**TASK MATERIAL:**

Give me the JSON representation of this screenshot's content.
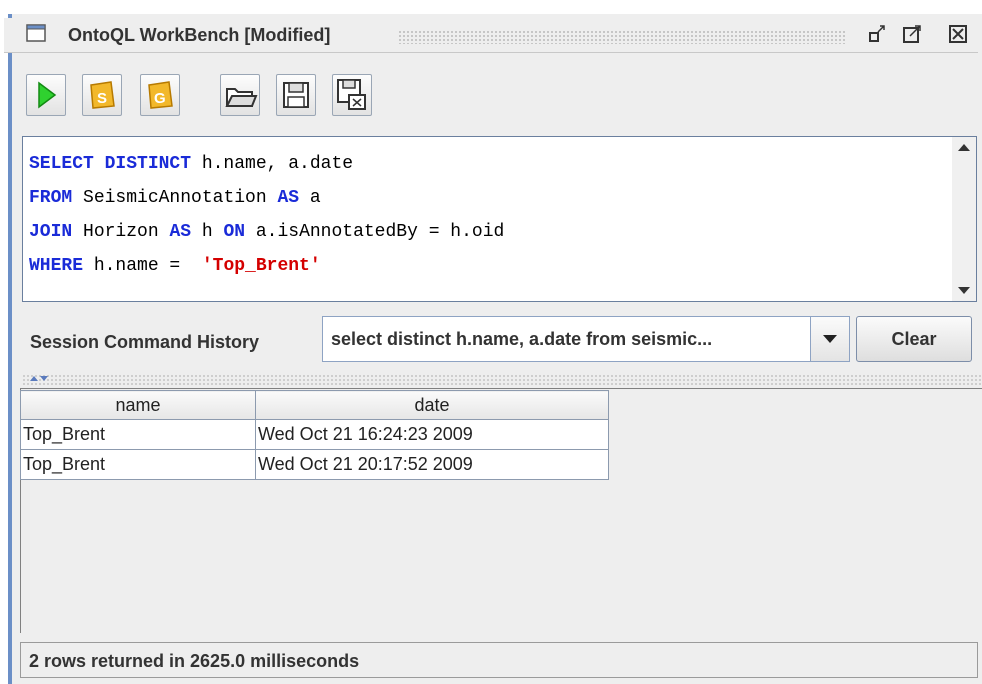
{
  "window": {
    "title": "OntoQL WorkBench [Modified]",
    "buttons": [
      "minimize-icon",
      "maximize-icon",
      "close-icon"
    ]
  },
  "toolbar": {
    "buttons": [
      {
        "name": "run-query-button",
        "icon": "play-icon"
      },
      {
        "name": "s-button",
        "label": "S"
      },
      {
        "name": "g-button",
        "label": "G"
      },
      {
        "name": "open-button",
        "icon": "folder-icon"
      },
      {
        "name": "save-button",
        "icon": "floppy-icon"
      },
      {
        "name": "export-button",
        "icon": "floppy-export-icon"
      }
    ]
  },
  "editor": {
    "lines": [
      [
        {
          "t": "SELECT DISTINCT",
          "kw": true
        },
        {
          "t": " h.name, a.date"
        }
      ],
      [
        {
          "t": "FROM",
          "kw": true
        },
        {
          "t": " SeismicAnnotation "
        },
        {
          "t": "AS",
          "kw": true
        },
        {
          "t": " a"
        }
      ],
      [
        {
          "t": "JOIN",
          "kw": true
        },
        {
          "t": " Horizon "
        },
        {
          "t": "AS",
          "kw": true
        },
        {
          "t": " h "
        },
        {
          "t": "ON",
          "kw": true
        },
        {
          "t": " a.isAnnotatedBy = h.oid"
        }
      ],
      [
        {
          "t": "WHERE",
          "kw": true
        },
        {
          "t": " h.name =  "
        },
        {
          "t": "'Top_Brent'",
          "str": true
        }
      ]
    ]
  },
  "history": {
    "label": "Session Command History",
    "selected": "select distinct h.name, a.date from seismic...",
    "clear_label": "Clear"
  },
  "results": {
    "columns": [
      "name",
      "date"
    ],
    "rows": [
      [
        "Top_Brent",
        "Wed Oct 21 16:24:23 2009"
      ],
      [
        "Top_Brent",
        "Wed Oct 21 20:17:52 2009"
      ]
    ]
  },
  "status": {
    "text": "2 rows returned in 2625.0 milliseconds"
  },
  "colors": {
    "keyword": "#1a2bd8",
    "string": "#d40000",
    "frame_accent": "#6b8fc7"
  }
}
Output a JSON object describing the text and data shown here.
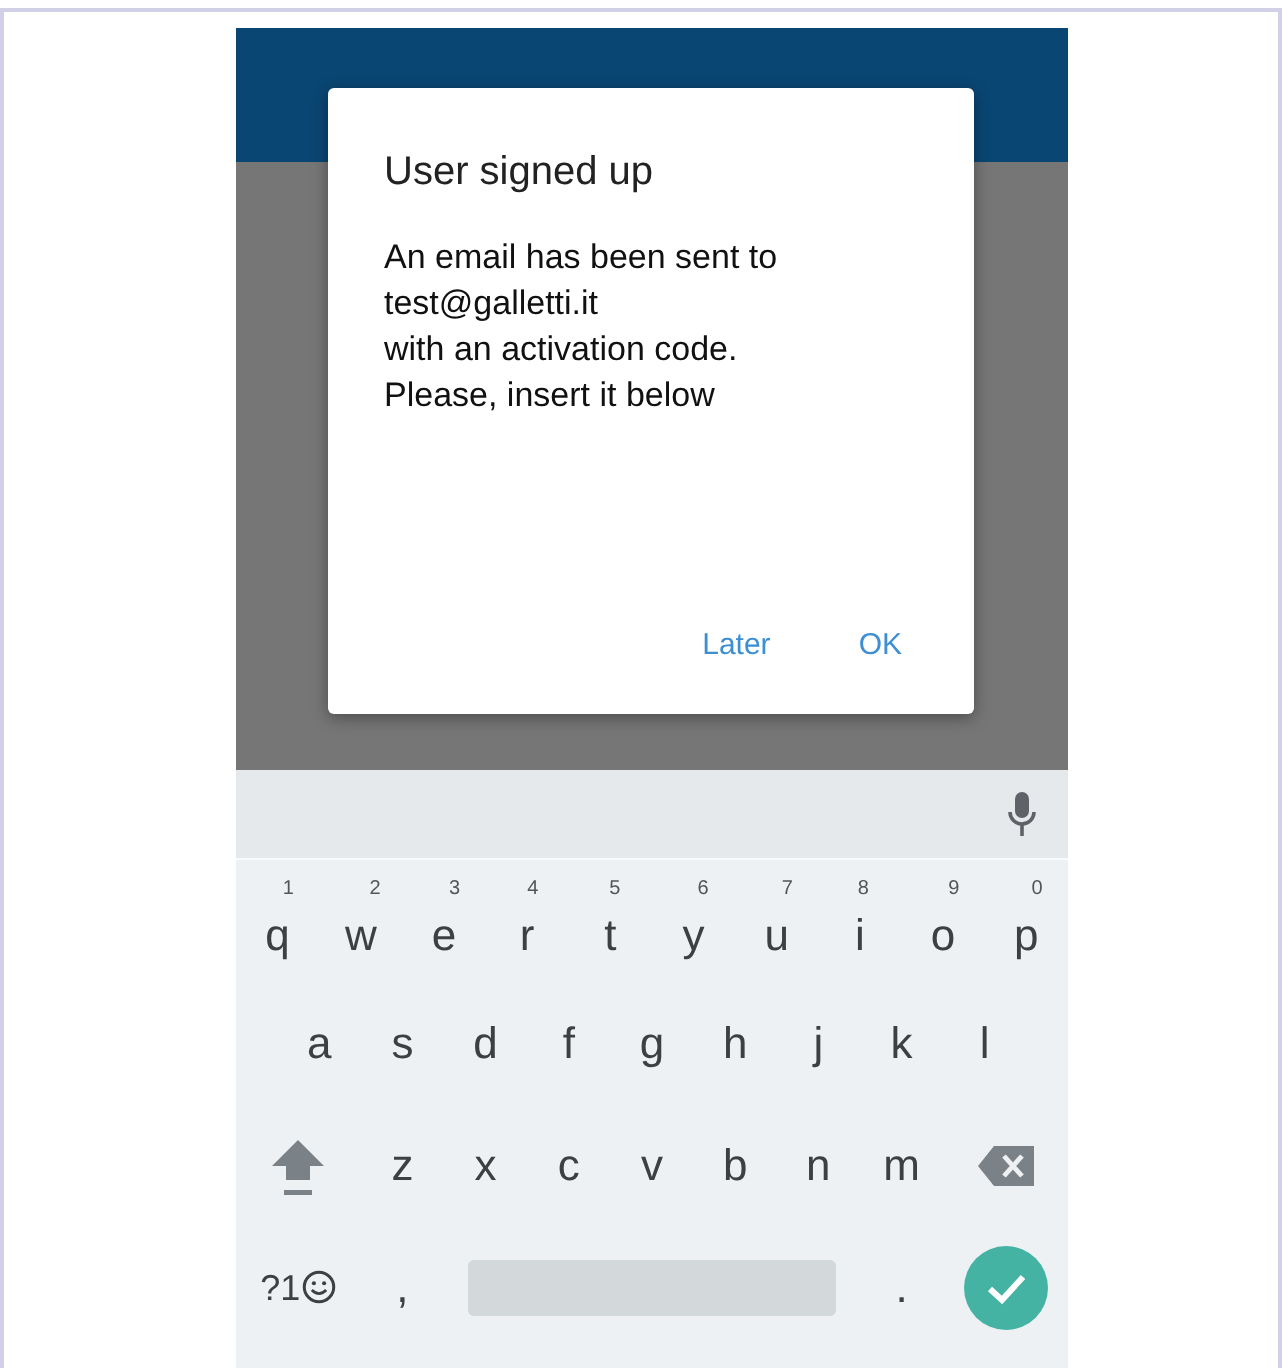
{
  "dialog": {
    "title": "User signed up",
    "message": "An email has been sent to\ntest@galletti.it\nwith an activation code.\nPlease, insert it below",
    "buttons": [
      "Later",
      "OK"
    ]
  },
  "keyboard": {
    "number_row": [
      {
        "label": "q",
        "hint": "1"
      },
      {
        "label": "w",
        "hint": "2"
      },
      {
        "label": "e",
        "hint": "3"
      },
      {
        "label": "r",
        "hint": "4"
      },
      {
        "label": "t",
        "hint": "5"
      },
      {
        "label": "y",
        "hint": "6"
      },
      {
        "label": "u",
        "hint": "7"
      },
      {
        "label": "i",
        "hint": "8"
      },
      {
        "label": "o",
        "hint": "9"
      },
      {
        "label": "p",
        "hint": "0"
      }
    ],
    "middle_row": [
      "a",
      "s",
      "d",
      "f",
      "g",
      "h",
      "j",
      "k",
      "l"
    ],
    "bottom_row": [
      "z",
      "x",
      "c",
      "v",
      "b",
      "n",
      "m"
    ],
    "symbols_key": "?1",
    "comma_key": ",",
    "period_key": "."
  }
}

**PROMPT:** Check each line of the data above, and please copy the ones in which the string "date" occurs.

**ANSWER TO THIS EXERCISE:**
          "t": " h.name, a.date"
    "selected": "select distinct h.name, a.date from seismic...",
      "date"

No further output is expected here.